[Source material Boundary: Start]
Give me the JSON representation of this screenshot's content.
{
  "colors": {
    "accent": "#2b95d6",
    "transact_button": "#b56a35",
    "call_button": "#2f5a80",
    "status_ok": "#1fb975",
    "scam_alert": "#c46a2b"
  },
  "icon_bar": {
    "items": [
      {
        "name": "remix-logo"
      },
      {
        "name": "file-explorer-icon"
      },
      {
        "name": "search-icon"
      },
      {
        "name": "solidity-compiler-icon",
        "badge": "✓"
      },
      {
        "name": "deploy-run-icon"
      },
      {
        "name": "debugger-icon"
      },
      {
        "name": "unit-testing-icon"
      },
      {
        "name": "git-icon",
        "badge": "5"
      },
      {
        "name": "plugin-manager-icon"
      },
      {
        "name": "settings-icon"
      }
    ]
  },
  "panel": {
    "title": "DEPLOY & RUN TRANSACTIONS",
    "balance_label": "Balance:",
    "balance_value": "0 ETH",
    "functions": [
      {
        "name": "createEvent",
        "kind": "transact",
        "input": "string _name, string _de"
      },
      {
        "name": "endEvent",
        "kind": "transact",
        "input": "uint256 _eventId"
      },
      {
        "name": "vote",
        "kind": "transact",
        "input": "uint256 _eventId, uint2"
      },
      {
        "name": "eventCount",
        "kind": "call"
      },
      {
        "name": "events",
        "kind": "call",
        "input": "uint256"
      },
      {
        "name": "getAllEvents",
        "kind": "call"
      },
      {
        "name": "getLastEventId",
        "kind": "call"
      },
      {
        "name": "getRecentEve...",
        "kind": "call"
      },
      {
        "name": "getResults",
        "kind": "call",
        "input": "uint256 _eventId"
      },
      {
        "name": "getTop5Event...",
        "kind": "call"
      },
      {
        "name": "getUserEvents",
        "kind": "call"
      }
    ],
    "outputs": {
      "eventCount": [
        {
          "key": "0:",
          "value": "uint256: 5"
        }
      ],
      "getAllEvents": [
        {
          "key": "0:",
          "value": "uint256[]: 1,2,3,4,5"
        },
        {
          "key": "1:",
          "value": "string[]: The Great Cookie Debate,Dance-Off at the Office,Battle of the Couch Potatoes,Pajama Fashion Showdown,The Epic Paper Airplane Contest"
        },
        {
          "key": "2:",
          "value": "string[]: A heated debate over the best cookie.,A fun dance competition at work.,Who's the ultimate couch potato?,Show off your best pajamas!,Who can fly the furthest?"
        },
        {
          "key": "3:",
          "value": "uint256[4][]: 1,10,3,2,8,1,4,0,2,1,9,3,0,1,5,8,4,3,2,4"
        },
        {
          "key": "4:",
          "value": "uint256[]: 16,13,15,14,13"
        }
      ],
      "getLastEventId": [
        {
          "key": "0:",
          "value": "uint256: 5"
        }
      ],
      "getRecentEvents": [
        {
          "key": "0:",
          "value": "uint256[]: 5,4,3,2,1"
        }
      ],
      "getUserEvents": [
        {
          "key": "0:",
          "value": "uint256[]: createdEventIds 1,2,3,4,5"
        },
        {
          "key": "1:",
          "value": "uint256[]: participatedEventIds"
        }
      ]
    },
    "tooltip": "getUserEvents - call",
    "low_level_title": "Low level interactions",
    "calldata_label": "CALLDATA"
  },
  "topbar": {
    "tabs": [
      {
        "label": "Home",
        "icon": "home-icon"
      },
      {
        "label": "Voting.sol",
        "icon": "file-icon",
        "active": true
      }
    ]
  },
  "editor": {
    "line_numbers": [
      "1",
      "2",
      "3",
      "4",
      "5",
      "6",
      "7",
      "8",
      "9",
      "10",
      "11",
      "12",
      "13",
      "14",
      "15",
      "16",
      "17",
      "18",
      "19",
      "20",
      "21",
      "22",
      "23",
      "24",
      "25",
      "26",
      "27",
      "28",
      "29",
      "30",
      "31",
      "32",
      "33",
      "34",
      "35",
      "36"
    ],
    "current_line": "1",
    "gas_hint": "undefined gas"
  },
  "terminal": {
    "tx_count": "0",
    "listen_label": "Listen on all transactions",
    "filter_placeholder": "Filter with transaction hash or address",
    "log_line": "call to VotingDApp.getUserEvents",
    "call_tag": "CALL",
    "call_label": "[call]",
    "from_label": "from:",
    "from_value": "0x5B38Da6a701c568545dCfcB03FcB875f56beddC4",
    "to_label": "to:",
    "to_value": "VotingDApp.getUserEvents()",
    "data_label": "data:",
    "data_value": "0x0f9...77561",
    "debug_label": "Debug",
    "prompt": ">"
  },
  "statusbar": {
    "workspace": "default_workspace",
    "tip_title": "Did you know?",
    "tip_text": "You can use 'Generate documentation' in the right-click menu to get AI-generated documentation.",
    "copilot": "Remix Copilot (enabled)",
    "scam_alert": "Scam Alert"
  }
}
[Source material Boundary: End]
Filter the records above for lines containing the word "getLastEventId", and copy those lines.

Result below ::
        "name": "getLastEventId",
      "getLastEventId": [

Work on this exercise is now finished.